US6962675 *Aug 7, 2002Nov 8, 2005California Institute Of TechnologyUse of spatiotemporal response behavior in sensor arrays to detect analytes in fluids
US7255677Mar 4, 2003Aug 14, 2007Smiths Detection Inc.Detection, diagnosis, and monitoring of a medical condition or disease with artificial olfactometry
US7819803Jul 20, 2007Oct 26, 2010Smiths Detection Inc.Detection, diagnosis, and monitoring of a medical condition or disease with artificial olfactometry
Classifications
U.S. Classification73/864.73, 73/23.34
International ClassificationG01N33/00
Cooperative ClassificationG01N33/0006, G01N33/0011, G01N33/0031
European ClassificationG01N33/00D2A, G01N33/00D1
Legal Events
DateCodeEventDescription
Sep 20, 2010ASAssignment
Owner name: GENMARK DIAGNOSTICS, INC., CALIFORNIA
Free format text: ASSIGNMENT OF ASSIGNORS INTEREST;ASSIGNOR:OSMETECH PLC;REEL/FRAME:025026/0788
Effective date: 20100831
Oct 10, 2006FPExpired due to failure to pay maintenance fee
Effective date: 20060813
Aug 14, 2006LAPSLapse for failure to pay maintenance fees
Mar 1, 2006REMIMaintenance fee reminder mailed
Mar 13, 2000ASAssignment
Owner name: OSMETECH PLC, UNITED KINGDOM
Free format text: ASSIGNMENT OF ASSIGNORS INTEREST;ASSIGNOR:PAYNE, PETER A.;REEL/FRAME:010665/0650

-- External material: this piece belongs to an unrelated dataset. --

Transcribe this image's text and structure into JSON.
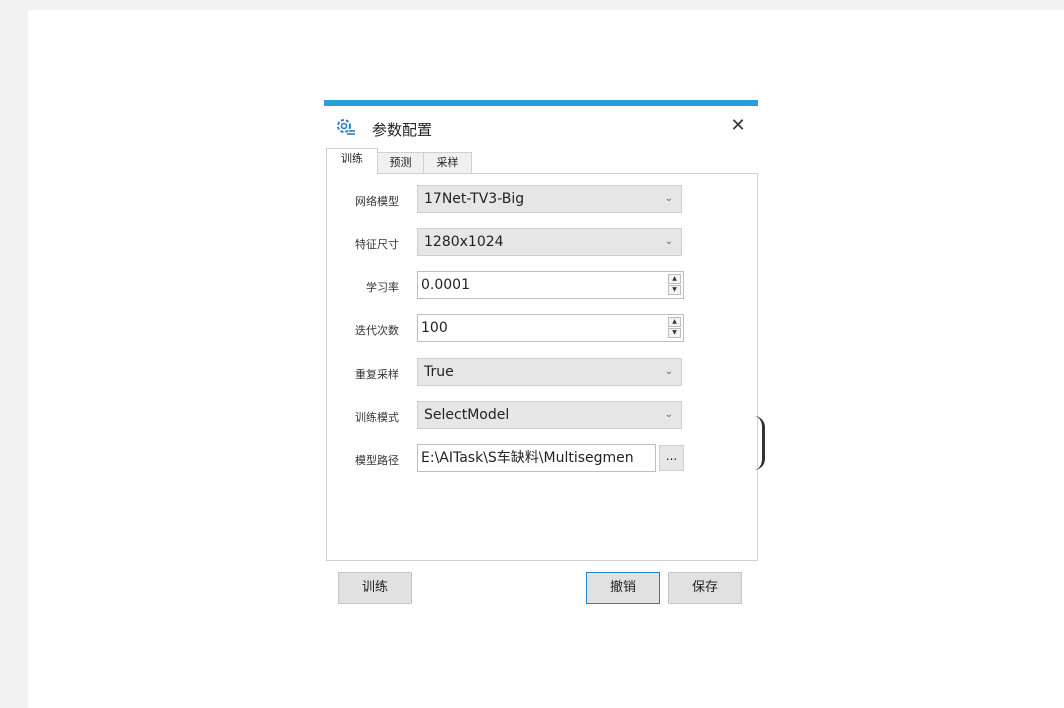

Effective date: 20000105
Owner name: OSMETECH PLC ELECTRA HOUSE, ELECTRA WAY CREWE, CHE